■ TASK
Among the entries that follow, some lines contain the word "href". Show all of them.

- - -

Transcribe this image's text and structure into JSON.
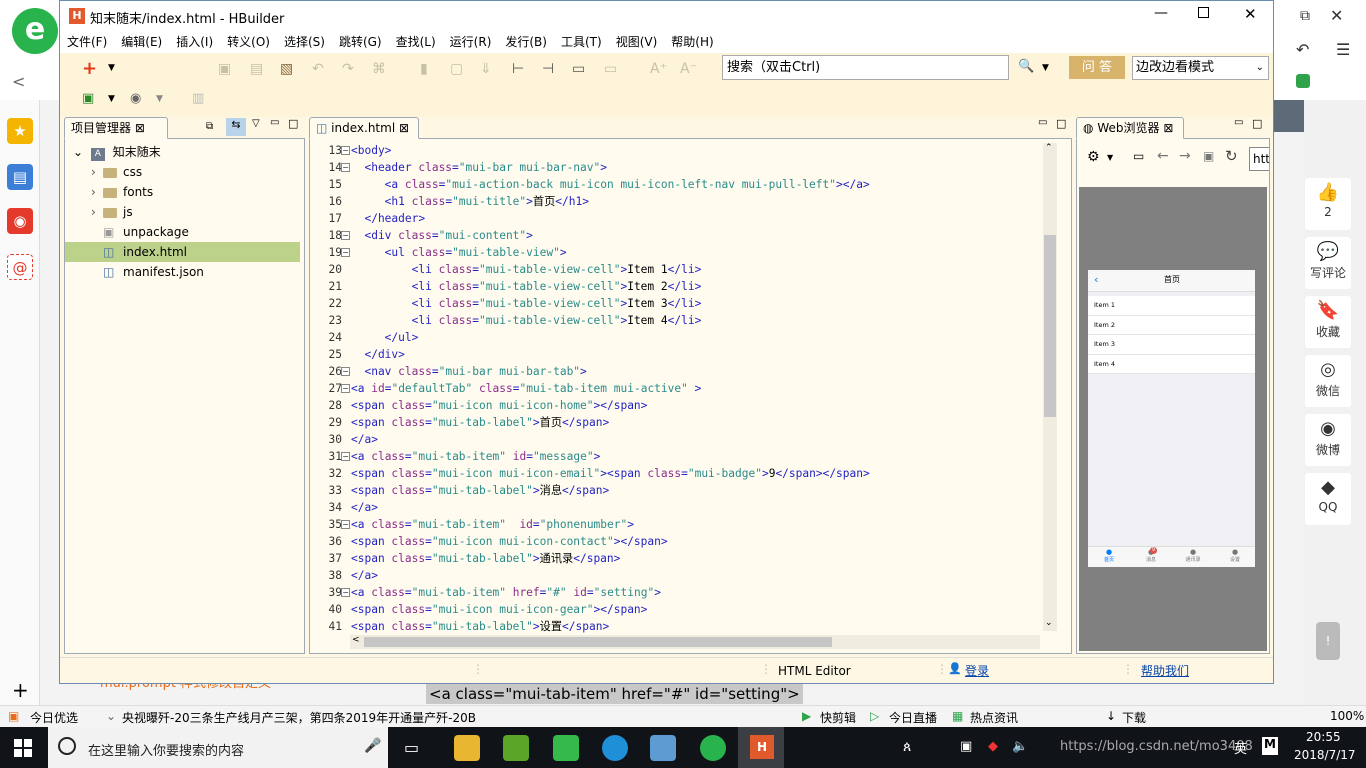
{
  "window": {
    "title": "知末随末/index.html  -  HBuilder",
    "icon_label": "H"
  },
  "menu": [
    "文件(F)",
    "编辑(E)",
    "插入(I)",
    "转义(O)",
    "选择(S)",
    "跳转(G)",
    "查找(L)",
    "运行(R)",
    "发行(B)",
    "工具(T)",
    "视图(V)",
    "帮助(H)"
  ],
  "toolbar": {
    "search_placeholder": "搜索（双击Ctrl)",
    "ask_label": "问 答",
    "mode_select": "边改边看模式"
  },
  "project_pane": {
    "tab": "项目管理器",
    "root": "知末随末",
    "items": [
      {
        "label": "css",
        "type": "folder"
      },
      {
        "label": "fonts",
        "type": "folder"
      },
      {
        "label": "js",
        "type": "folder"
      },
      {
        "label": "unpackage",
        "type": "package"
      },
      {
        "label": "index.html",
        "type": "file",
        "selected": true
      },
      {
        "label": "manifest.json",
        "type": "file"
      }
    ]
  },
  "editor": {
    "tab": "index.html",
    "lines": [
      {
        "n": "13",
        "fold": true,
        "code": [
          [
            "tag",
            "<body>"
          ]
        ]
      },
      {
        "n": "14",
        "fold": true,
        "code": [
          [
            "tag",
            "  <header "
          ],
          [
            "attr",
            "class"
          ],
          [
            "tag",
            "="
          ],
          [
            "val",
            "\"mui-bar mui-bar-nav\""
          ],
          [
            "tag",
            ">"
          ]
        ]
      },
      {
        "n": "15",
        "code": [
          [
            "tag",
            "     <a "
          ],
          [
            "attr",
            "class"
          ],
          [
            "tag",
            "="
          ],
          [
            "val",
            "\"mui-action-back mui-icon mui-icon-left-nav mui-pull-left\""
          ],
          [
            "tag",
            "></a>"
          ]
        ]
      },
      {
        "n": "16",
        "code": [
          [
            "tag",
            "     <h1 "
          ],
          [
            "attr",
            "class"
          ],
          [
            "tag",
            "="
          ],
          [
            "val",
            "\"mui-title\""
          ],
          [
            "tag",
            ">"
          ],
          [
            "txt",
            "首页"
          ],
          [
            "tag",
            "</h1>"
          ]
        ]
      },
      {
        "n": "17",
        "code": [
          [
            "tag",
            "  </header>"
          ]
        ]
      },
      {
        "n": "18",
        "fold": true,
        "code": [
          [
            "tag",
            "  <div "
          ],
          [
            "attr",
            "class"
          ],
          [
            "tag",
            "="
          ],
          [
            "val",
            "\"mui-content\""
          ],
          [
            "tag",
            ">"
          ]
        ]
      },
      {
        "n": "19",
        "fold": true,
        "code": [
          [
            "tag",
            "     <ul "
          ],
          [
            "attr",
            "class"
          ],
          [
            "tag",
            "="
          ],
          [
            "val",
            "\"mui-table-view\""
          ],
          [
            "tag",
            ">"
          ]
        ]
      },
      {
        "n": "20",
        "code": [
          [
            "tag",
            "         <li "
          ],
          [
            "attr",
            "class"
          ],
          [
            "tag",
            "="
          ],
          [
            "val",
            "\"mui-table-view-cell\""
          ],
          [
            "tag",
            ">"
          ],
          [
            "txt",
            "Item 1"
          ],
          [
            "tag",
            "</li>"
          ]
        ]
      },
      {
        "n": "21",
        "code": [
          [
            "tag",
            "         <li "
          ],
          [
            "attr",
            "class"
          ],
          [
            "tag",
            "="
          ],
          [
            "val",
            "\"mui-table-view-cell\""
          ],
          [
            "tag",
            ">"
          ],
          [
            "txt",
            "Item 2"
          ],
          [
            "tag",
            "</li>"
          ]
        ]
      },
      {
        "n": "22",
        "code": [
          [
            "tag",
            "         <li "
          ],
          [
            "attr",
            "class"
          ],
          [
            "tag",
            "="
          ],
          [
            "val",
            "\"mui-table-view-cell\""
          ],
          [
            "tag",
            ">"
          ],
          [
            "txt",
            "Item 3"
          ],
          [
            "tag",
            "</li>"
          ]
        ]
      },
      {
        "n": "23",
        "code": [
          [
            "tag",
            "         <li "
          ],
          [
            "attr",
            "class"
          ],
          [
            "tag",
            "="
          ],
          [
            "val",
            "\"mui-table-view-cell\""
          ],
          [
            "tag",
            ">"
          ],
          [
            "txt",
            "Item 4"
          ],
          [
            "tag",
            "</li>"
          ]
        ]
      },
      {
        "n": "24",
        "code": [
          [
            "tag",
            "     </ul>"
          ]
        ]
      },
      {
        "n": "25",
        "code": [
          [
            "tag",
            "  </div>"
          ]
        ]
      },
      {
        "n": "26",
        "fold": true,
        "code": [
          [
            "tag",
            "  <nav "
          ],
          [
            "attr",
            "class"
          ],
          [
            "tag",
            "="
          ],
          [
            "val",
            "\"mui-bar mui-bar-tab\""
          ],
          [
            "tag",
            ">"
          ]
        ]
      },
      {
        "n": "27",
        "fold": true,
        "code": [
          [
            "tag",
            "<a "
          ],
          [
            "attr",
            "id"
          ],
          [
            "tag",
            "="
          ],
          [
            "val",
            "\"defaultTab\""
          ],
          [
            "tag",
            " "
          ],
          [
            "attr",
            "class"
          ],
          [
            "tag",
            "="
          ],
          [
            "val",
            "\"mui-tab-item mui-active\""
          ],
          [
            "tag",
            " >"
          ]
        ]
      },
      {
        "n": "28",
        "code": [
          [
            "tag",
            "<span "
          ],
          [
            "attr",
            "class"
          ],
          [
            "tag",
            "="
          ],
          [
            "val",
            "\"mui-icon mui-icon-home\""
          ],
          [
            "tag",
            "></span>"
          ]
        ]
      },
      {
        "n": "29",
        "code": [
          [
            "tag",
            "<span "
          ],
          [
            "attr",
            "class"
          ],
          [
            "tag",
            "="
          ],
          [
            "val",
            "\"mui-tab-label\""
          ],
          [
            "tag",
            ">"
          ],
          [
            "txt",
            "首页"
          ],
          [
            "tag",
            "</span>"
          ]
        ]
      },
      {
        "n": "30",
        "code": [
          [
            "tag",
            "</a>"
          ]
        ]
      },
      {
        "n": "31",
        "fold": true,
        "code": [
          [
            "tag",
            "<a "
          ],
          [
            "attr",
            "class"
          ],
          [
            "tag",
            "="
          ],
          [
            "val",
            "\"mui-tab-item\""
          ],
          [
            "tag",
            " "
          ],
          [
            "attr",
            "id"
          ],
          [
            "tag",
            "="
          ],
          [
            "val",
            "\"message\""
          ],
          [
            "tag",
            ">"
          ]
        ]
      },
      {
        "n": "32",
        "code": [
          [
            "tag",
            "<span "
          ],
          [
            "attr",
            "class"
          ],
          [
            "tag",
            "="
          ],
          [
            "val",
            "\"mui-icon mui-icon-email\""
          ],
          [
            "tag",
            "><span "
          ],
          [
            "attr",
            "class"
          ],
          [
            "tag",
            "="
          ],
          [
            "val",
            "\"mui-badge\""
          ],
          [
            "tag",
            ">"
          ],
          [
            "txt",
            "9"
          ],
          [
            "tag",
            "</span></span>"
          ]
        ]
      },
      {
        "n": "33",
        "code": [
          [
            "tag",
            "<span "
          ],
          [
            "attr",
            "class"
          ],
          [
            "tag",
            "="
          ],
          [
            "val",
            "\"mui-tab-label\""
          ],
          [
            "tag",
            ">"
          ],
          [
            "txt",
            "消息"
          ],
          [
            "tag",
            "</span>"
          ]
        ]
      },
      {
        "n": "34",
        "code": [
          [
            "tag",
            "</a>"
          ]
        ]
      },
      {
        "n": "35",
        "fold": true,
        "code": [
          [
            "tag",
            "<a "
          ],
          [
            "attr",
            "class"
          ],
          [
            "tag",
            "="
          ],
          [
            "val",
            "\"mui-tab-item\""
          ],
          [
            "tag",
            "  "
          ],
          [
            "attr",
            "id"
          ],
          [
            "tag",
            "="
          ],
          [
            "val",
            "\"phonenumber\""
          ],
          [
            "tag",
            ">"
          ]
        ]
      },
      {
        "n": "36",
        "code": [
          [
            "tag",
            "<span "
          ],
          [
            "attr",
            "class"
          ],
          [
            "tag",
            "="
          ],
          [
            "val",
            "\"mui-icon mui-icon-contact\""
          ],
          [
            "tag",
            "></span>"
          ]
        ]
      },
      {
        "n": "37",
        "code": [
          [
            "tag",
            "<span "
          ],
          [
            "attr",
            "class"
          ],
          [
            "tag",
            "="
          ],
          [
            "val",
            "\"mui-tab-label\""
          ],
          [
            "tag",
            ">"
          ],
          [
            "txt",
            "通讯录"
          ],
          [
            "tag",
            "</span>"
          ]
        ]
      },
      {
        "n": "38",
        "code": [
          [
            "tag",
            "</a>"
          ]
        ]
      },
      {
        "n": "39",
        "fold": true,
        "code": [
          [
            "tag",
            "<a "
          ],
          [
            "attr",
            "class"
          ],
          [
            "tag",
            "="
          ],
          [
            "val",
            "\"mui-tab-item\""
          ],
          [
            "tag",
            " "
          ],
          [
            "attr",
            "href"
          ],
          [
            "tag",
            "="
          ],
          [
            "val",
            "\"#\""
          ],
          [
            "tag",
            " "
          ],
          [
            "attr",
            "id"
          ],
          [
            "tag",
            "="
          ],
          [
            "val",
            "\"setting\""
          ],
          [
            "tag",
            ">"
          ]
        ]
      },
      {
        "n": "40",
        "code": [
          [
            "tag",
            "<span "
          ],
          [
            "attr",
            "class"
          ],
          [
            "tag",
            "="
          ],
          [
            "val",
            "\"mui-icon mui-icon-gear\""
          ],
          [
            "tag",
            "></span>"
          ]
        ]
      },
      {
        "n": "41",
        "code": [
          [
            "tag",
            "<span "
          ],
          [
            "attr",
            "class"
          ],
          [
            "tag",
            "="
          ],
          [
            "val",
            "\"mui-tab-label\""
          ],
          [
            "tag",
            ">"
          ],
          [
            "txt",
            "设置"
          ],
          [
            "tag",
            "</span>"
          ]
        ]
      }
    ]
  },
  "browser_pane": {
    "tab": "Web浏览器",
    "url": "htt",
    "preview": {
      "title": "首页",
      "items": [
        "Item 1",
        "Item 2",
        "Item 3",
        "Item 4"
      ],
      "tabs": [
        "首页",
        "消息",
        "通讯录",
        "设置"
      ],
      "badge": "9"
    }
  },
  "statusline": {
    "editor_type": "HTML Editor",
    "login": "登录",
    "help": "帮助我们"
  },
  "background": {
    "bottom_text": "mui.prompt 样式修改自定义",
    "tooltip": "<a class=\"mui-tab-item\" href=\"#\" id=\"setting\">",
    "right_panel": [
      {
        "icon": "👍",
        "label": "2"
      },
      {
        "icon": "💬",
        "label": "写评论"
      },
      {
        "icon": "🔖",
        "label": "收藏"
      },
      {
        "icon": "◎",
        "label": "微信"
      },
      {
        "icon": "◉",
        "label": "微博"
      },
      {
        "icon": "◆",
        "label": "QQ"
      }
    ]
  },
  "news_bar": {
    "left": "今日优选",
    "headline": "央视曝歼-20三条生产线月产三架，第四条2019年开通量产歼-20B",
    "items": [
      "快剪辑",
      "今日直播",
      "热点资讯",
      "下载"
    ],
    "zoom": "100%"
  },
  "taskbar": {
    "search_placeholder": "在这里输入你要搜索的内容",
    "time": "20:55",
    "date": "2018/7/17",
    "lang": "英",
    "url_watermark": "https://blog.csdn.net/mo3408"
  }
}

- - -

■ SOLUTION TO THIS EXERCISE
            "href"
    "tooltip": "<a class=\"mui-tab-item\" href=\"#\" id=\"setting\">",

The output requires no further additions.